[Stored data]
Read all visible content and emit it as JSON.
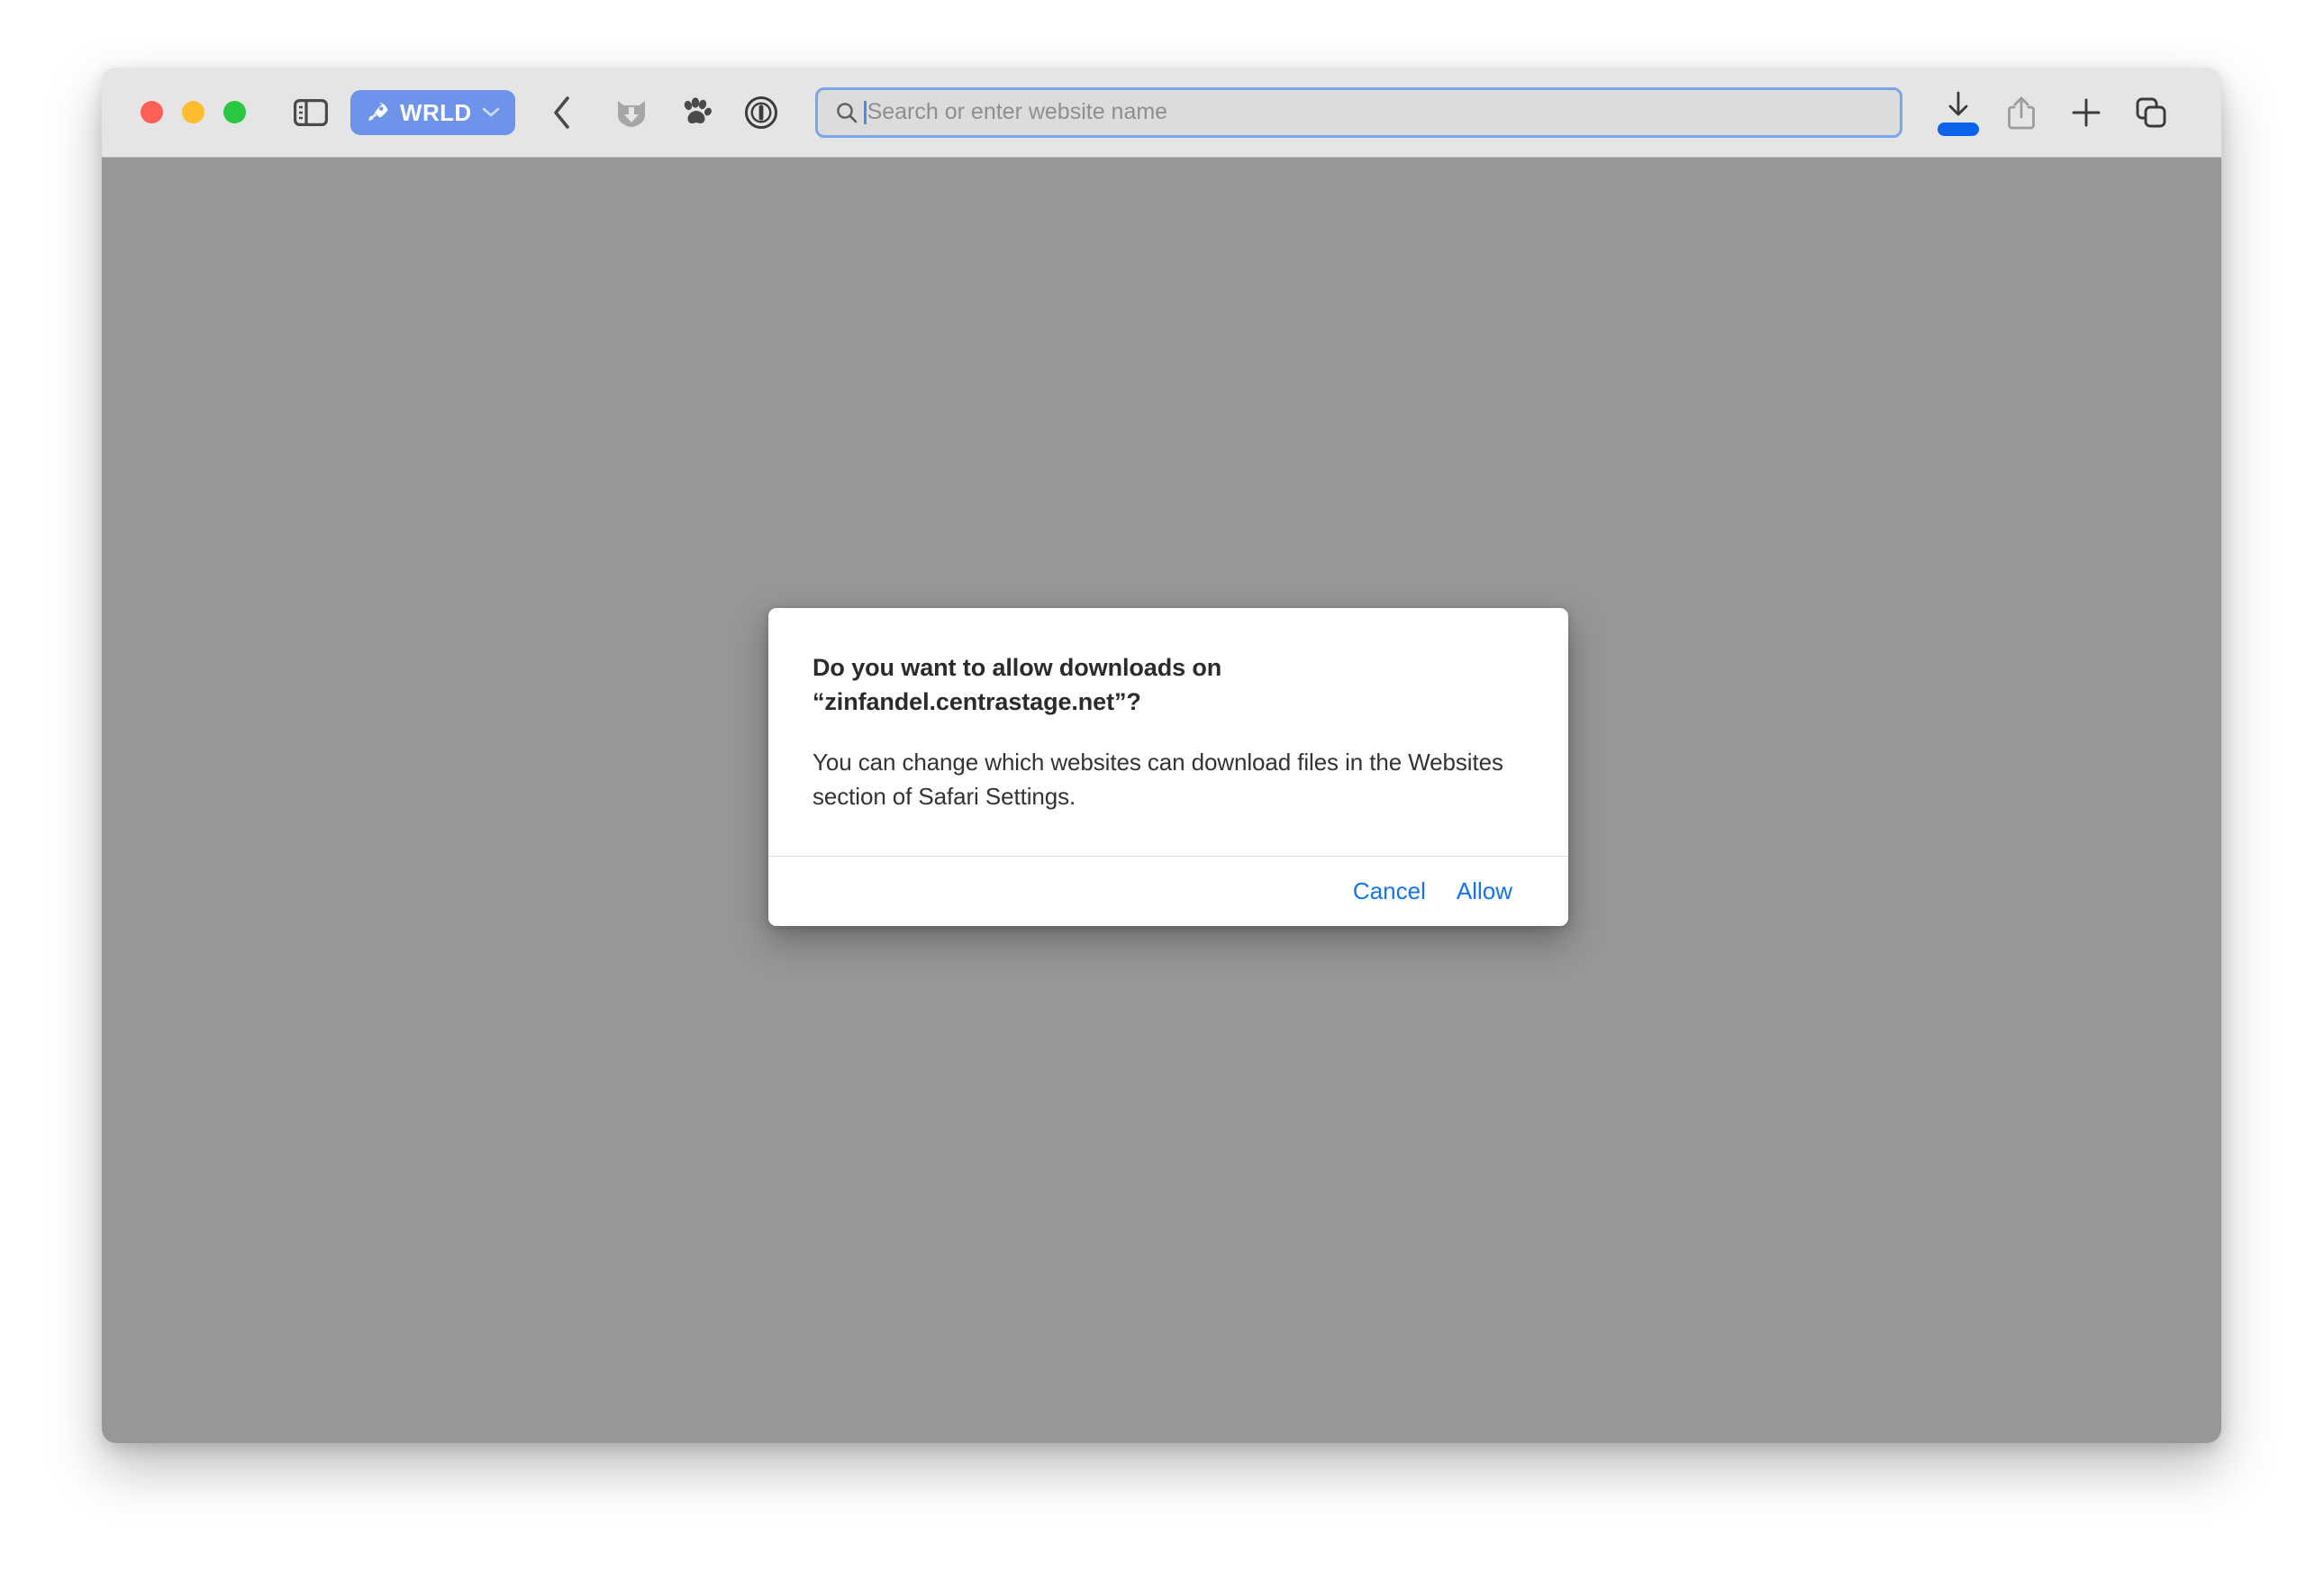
{
  "window": {
    "traffic_lights": [
      {
        "name": "close",
        "color": "#ff5f57",
        "label": "Close"
      },
      {
        "name": "minimize",
        "color": "#febc2e",
        "label": "Minimize"
      },
      {
        "name": "maximize",
        "color": "#28c840",
        "label": "Maximize"
      }
    ]
  },
  "toolbar": {
    "sidebar_toggle_icon": "sidebar-icon",
    "profile": {
      "icon": "rocket-icon",
      "label": "WRLD",
      "chevron_icon": "chevron-down-icon",
      "color": "#6d93ea"
    },
    "back_icon": "chevron-left-icon",
    "extensions": [
      {
        "name": "cat-shield-download-extension",
        "icon": "cat-shield-download-icon",
        "color": "#a6a6a6"
      },
      {
        "name": "paw-extension",
        "icon": "paw-print-icon",
        "color": "#4a4a4a"
      },
      {
        "name": "onepassword-extension",
        "icon": "onepassword-keyhole-icon",
        "color": "#3d3d3d"
      }
    ],
    "address_bar": {
      "search_icon": "search-icon",
      "value": "",
      "placeholder": "Search or enter website name",
      "focused": true,
      "focus_ring_color": "#7aa7e8",
      "caret_color": "#4a8bf0"
    },
    "right_actions": [
      {
        "name": "downloads-button",
        "icon": "download-arrow-icon",
        "has_progress": true,
        "progress_color": "#0a63e8"
      },
      {
        "name": "share-button",
        "icon": "share-icon",
        "has_progress": false
      },
      {
        "name": "new-tab-button",
        "icon": "plus-icon",
        "has_progress": false
      },
      {
        "name": "tab-overview-button",
        "icon": "copy-tabs-icon",
        "has_progress": false
      }
    ]
  },
  "content": {
    "background_color": "#979797"
  },
  "dialog": {
    "title": "Do you want to allow downloads on “zinfandel.centrastage.net”?",
    "message": "You can change which websites can download files in the Websites section of Safari Settings.",
    "cancel_label": "Cancel",
    "allow_label": "Allow",
    "action_color": "#1274ef"
  }
}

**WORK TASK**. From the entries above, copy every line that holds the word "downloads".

**THE COMPLETED TASK**.
        "name": "downloads-button",
    "title": "Do you want to allow downloads on “zinfandel.centrastage.net”?",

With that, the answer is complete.